### What is expected
Verbatim copy without images: return all of the data as it stands.

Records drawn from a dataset
>>>

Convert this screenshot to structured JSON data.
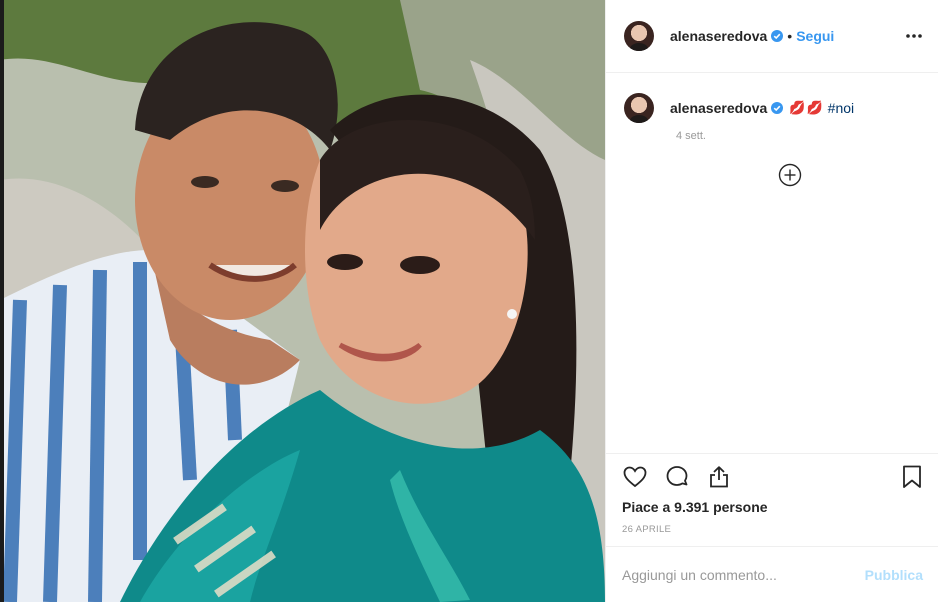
{
  "photo": {
    "alt": ""
  },
  "header": {
    "username": "alenaseredova",
    "separator": "•",
    "follow_label": "Segui"
  },
  "caption": {
    "username": "alenaseredova",
    "emoji": "💋💋",
    "hashtag": "#noi",
    "time_ago": "4 sett."
  },
  "actions": {
    "likes_text": "Piace a 9.391 persone",
    "date": "26 APRILE"
  },
  "comment": {
    "placeholder": "Aggiungi un commento...",
    "publish_label": "Pubblica"
  },
  "colors": {
    "accent": "#3897f0",
    "hashtag": "#003569",
    "muted": "#999999",
    "publish_disabled": "#b2dffc",
    "text": "#262626"
  },
  "icons": [
    "verified-badge-icon",
    "more-options-icon",
    "add-reply-icon",
    "heart-icon",
    "comment-icon",
    "share-icon",
    "bookmark-icon"
  ]
}
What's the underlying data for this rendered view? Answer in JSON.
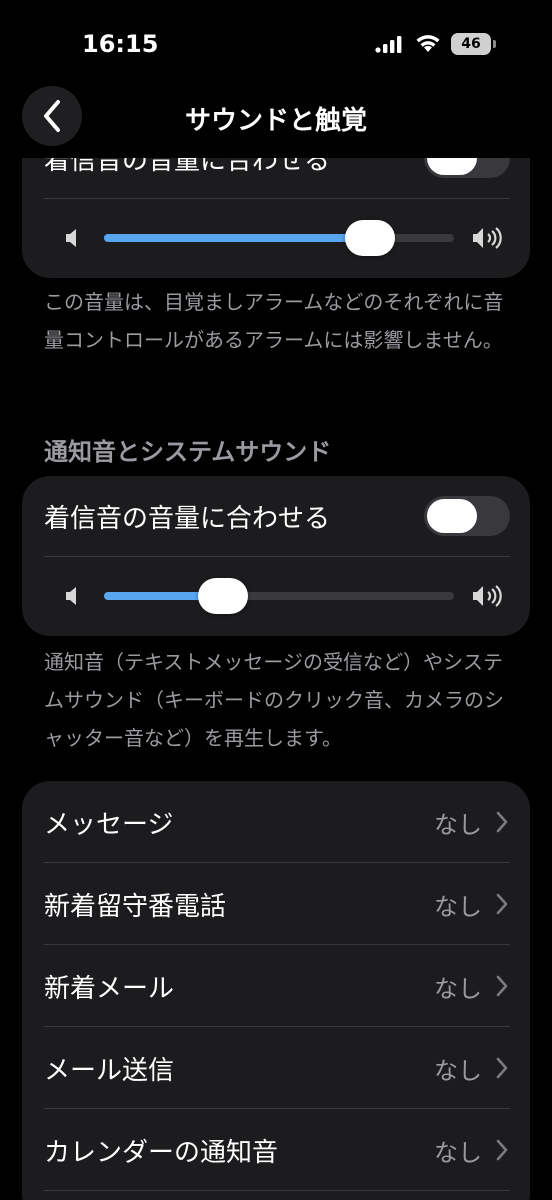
{
  "status_bar": {
    "time": "16:15",
    "battery": "46",
    "icons": [
      "cellular-signal-icon",
      "wifi-icon",
      "battery-icon"
    ]
  },
  "nav": {
    "title": "サウンドと触覚",
    "back_icon": "chevron-left-icon"
  },
  "alarm_section": {
    "toggle_label": "着信音の音量に合わせる",
    "toggle_on": false,
    "volume_level": 0.76,
    "footnote": "この音量は、目覚ましアラームなどのそれぞれに音量コントロールがあるアラームには影響しません。"
  },
  "notification_section": {
    "header": "通知音とシステムサウンド",
    "toggle_label": "着信音の音量に合わせる",
    "toggle_on": false,
    "volume_level": 0.34,
    "footnote": "通知音（テキストメッセージの受信など）やシステムサウンド（キーボードのクリック音、カメラのシャッター音など）を再生します。"
  },
  "sound_list": [
    {
      "label": "メッセージ",
      "value": "なし"
    },
    {
      "label": "新着留守番電話",
      "value": "なし"
    },
    {
      "label": "新着メール",
      "value": "なし"
    },
    {
      "label": "メール送信",
      "value": "なし"
    },
    {
      "label": "カレンダーの通知音",
      "value": "なし"
    }
  ],
  "colors": {
    "accent": "#58a6f0",
    "card": "#1c1c1e",
    "secondary_text": "#9a9aa0"
  }
}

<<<

### Response to the exercise
Convert this screenshot to structured JSON data.
{
  "photo": {
    "alt": ""
  },
  "header": {
    "username": "alenaseredova",
    "separator": "•",
    "follow_label": "Segui"
  },
  "caption": {
    "username": "alenaseredova",
    "emoji": "💋💋",
    "hashtag": "#noi",
    "time_ago": "4 sett."
  },
  "actions": {
    "likes_text": "Piace a 9.391 persone",
    "date": "26 APRILE"
  },
  "comment": {
    "placeholder": "Aggiungi un commento...",
    "publish_label": "Pubblica"
  },
  "colors": {
    "accent": "#3897f0",
    "hashtag": "#003569",
    "muted": "#999999",
    "publish_disabled": "#b2dffc",
    "text": "#262626"
  },
  "icons": [
    "verified-badge-icon",
    "more-options-icon",
    "add-reply-icon",
    "heart-icon",
    "comment-icon",
    "share-icon",
    "bookmark-icon"
  ]
}
What's the underlying data for this rendered view? Answer in JSON.
{
  "status_bar": {
    "time": "16:15",
    "battery": "46",
    "icons": [
      "cellular-signal-icon",
      "wifi-icon",
      "battery-icon"
    ]
  },
  "nav": {
    "title": "サウンドと触覚",
    "back_icon": "chevron-left-icon"
  },
  "alarm_section": {
    "toggle_label": "着信音の音量に合わせる",
    "toggle_on": false,
    "volume_level": 0.76,
    "footnote": "この音量は、目覚ましアラームなどのそれぞれに音量コントロールがあるアラームには影響しません。"
  },
  "notification_section": {
    "header": "通知音とシステムサウンド",
    "toggle_label": "着信音の音量に合わせる",
    "toggle_on": false,
    "volume_level": 0.34,
    "footnote": "通知音（テキストメッセージの受信など）やシステムサウンド（キーボードのクリック音、カメラのシャッター音など）を再生します。"
  },
  "sound_list": [
    {
      "label": "メッセージ",
      "value": "なし"
    },
    {
      "label": "新着留守番電話",
      "value": "なし"
    },
    {
      "label": "新着メール",
      "value": "なし"
    },
    {
      "label": "メール送信",
      "value": "なし"
    },
    {
      "label": "カレンダーの通知音",
      "value": "なし"
    }
  ],
  "colors": {
    "accent": "#58a6f0",
    "card": "#1c1c1e",
    "secondary_text": "#9a9aa0"
  }
}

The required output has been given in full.